High HT: very consistent stimulus-response mappings, but although information was conveyed (“back to third again”), misunderstandings perpetuated.
Costello’s conceptual model of the team was inaccurate
Why was the misunderstanding not corrected?
Ineffective feedbackAfter Abbott and Costello
High HT: very consistent stimulus-response mappings, but although information was conveyed (“back to third again”), misunderstandings perpetuated.
Costello’s conceptual model of the team was inaccurate
Why was the misunderstanding not corrected?
Ineffective feedback

**16. **Modeling Human Operator in Manual Control Frequency vs. Time domain
Bode plots (Figures 10.16-10.19)
Y-axes
Gain: log10(output/input amplitude ratio), expressed in units of decibels (dB)
Phase Lag: expressed in units of degrees
X-axis: log10(frequency)
Representations of 0, 1st, and 2nd order systems
16

**17. **The Cross-over Model Good control achieved by
Low error
High degree of stability
Cross-over model states that human adapts to controller and system dynamics such that the total open-loop transfer function e(t)?o(t) is first-order

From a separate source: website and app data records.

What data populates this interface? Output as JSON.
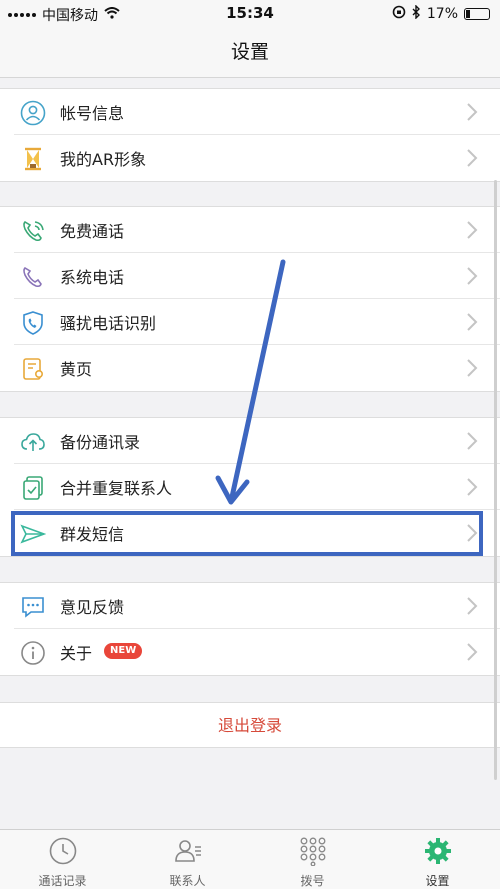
{
  "status_bar": {
    "carrier": "中国移动",
    "time": "15:34",
    "battery": "17%"
  },
  "nav": {
    "title": "设置"
  },
  "groups": [
    {
      "items": [
        {
          "label": "帐号信息",
          "icon": "person-icon"
        },
        {
          "label": "我的AR形象",
          "icon": "hourglass-avatar-icon"
        }
      ]
    },
    {
      "items": [
        {
          "label": "免费通话",
          "icon": "phone-wifi-icon"
        },
        {
          "label": "系统电话",
          "icon": "phone-icon"
        },
        {
          "label": "骚扰电话识别",
          "icon": "shield-phone-icon"
        },
        {
          "label": "黄页",
          "icon": "yellow-page-icon"
        }
      ]
    },
    {
      "items": [
        {
          "label": "备份通讯录",
          "icon": "cloud-upload-icon"
        },
        {
          "label": "合并重复联系人",
          "icon": "merge-contacts-icon"
        },
        {
          "label": "群发短信",
          "icon": "send-plane-icon"
        }
      ]
    },
    {
      "items": [
        {
          "label": "意见反馈",
          "icon": "feedback-chat-icon"
        },
        {
          "label": "关于",
          "icon": "info-icon",
          "badge": "NEW"
        }
      ]
    }
  ],
  "logout": {
    "label": "退出登录"
  },
  "tabs": [
    {
      "label": "通话记录",
      "icon": "clock-icon"
    },
    {
      "label": "联系人",
      "icon": "contacts-icon"
    },
    {
      "label": "拨号",
      "icon": "dialpad-icon"
    },
    {
      "label": "设置",
      "icon": "gear-icon",
      "active": true
    }
  ],
  "colors": {
    "accent_green": "#2bb673",
    "logout_red": "#d64a3a",
    "highlight_blue": "#3d66c0",
    "badge_red": "#e9463a"
  }
}
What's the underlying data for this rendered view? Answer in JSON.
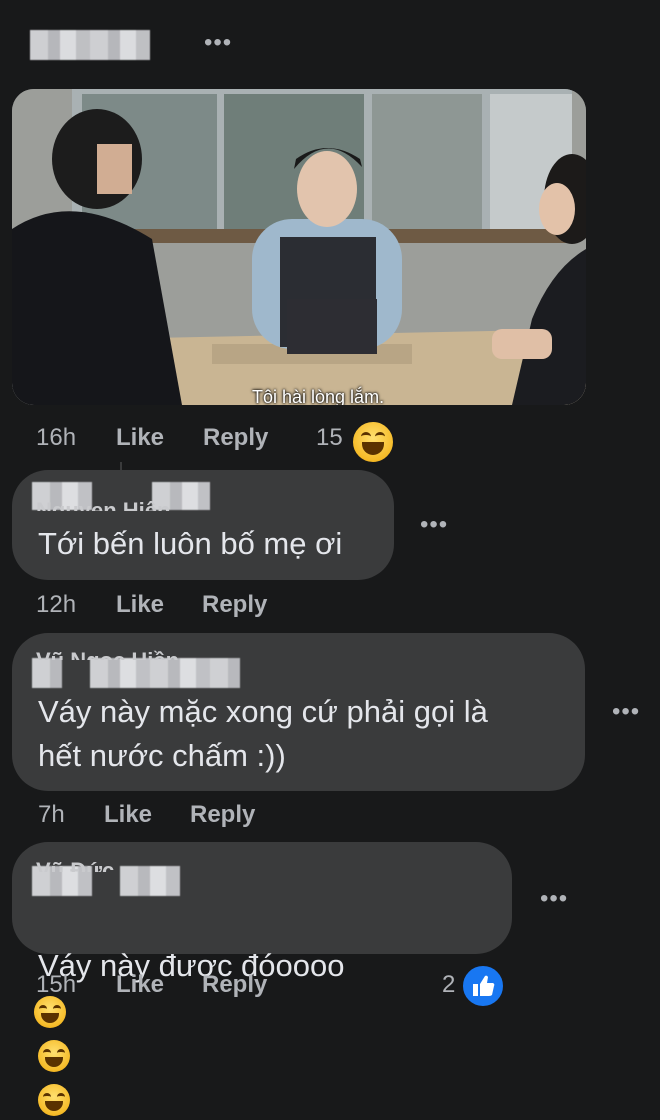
{
  "post": {
    "subtitle": "Tôi hài lòng lắm.",
    "time": "16h",
    "like_label": "Like",
    "reply_label": "Reply",
    "reaction_count": "15",
    "reaction_icon": "haha-emoji-icon"
  },
  "comments": [
    {
      "author": "Nguyen Hiên",
      "text": "Tới bến luôn bố mẹ ơi",
      "time": "12h",
      "like_label": "Like",
      "reply_label": "Reply"
    },
    {
      "author": "Vũ Ngọc Hiền",
      "text": "Váy này mặc xong cứ phải gọi là\nhết nước chấm :))",
      "time": "7h",
      "like_label": "Like",
      "reply_label": "Reply"
    },
    {
      "author": "Vũ Đức",
      "text": "Váy này được đóoooo",
      "time": "15h",
      "like_label": "Like",
      "reply_label": "Reply",
      "reaction_count": "2",
      "reaction_icon": "like-thumb-icon"
    }
  ],
  "colors": {
    "background": "#18191a",
    "bubble": "#3a3b3c",
    "text": "#e4e6eb",
    "secondary_text": "#b0b3b8",
    "like_blue": "#1877f2"
  }
}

Operator compensates for higher-order control and system dynamics by differentiating
Gain is adjusted to balance error and stability 17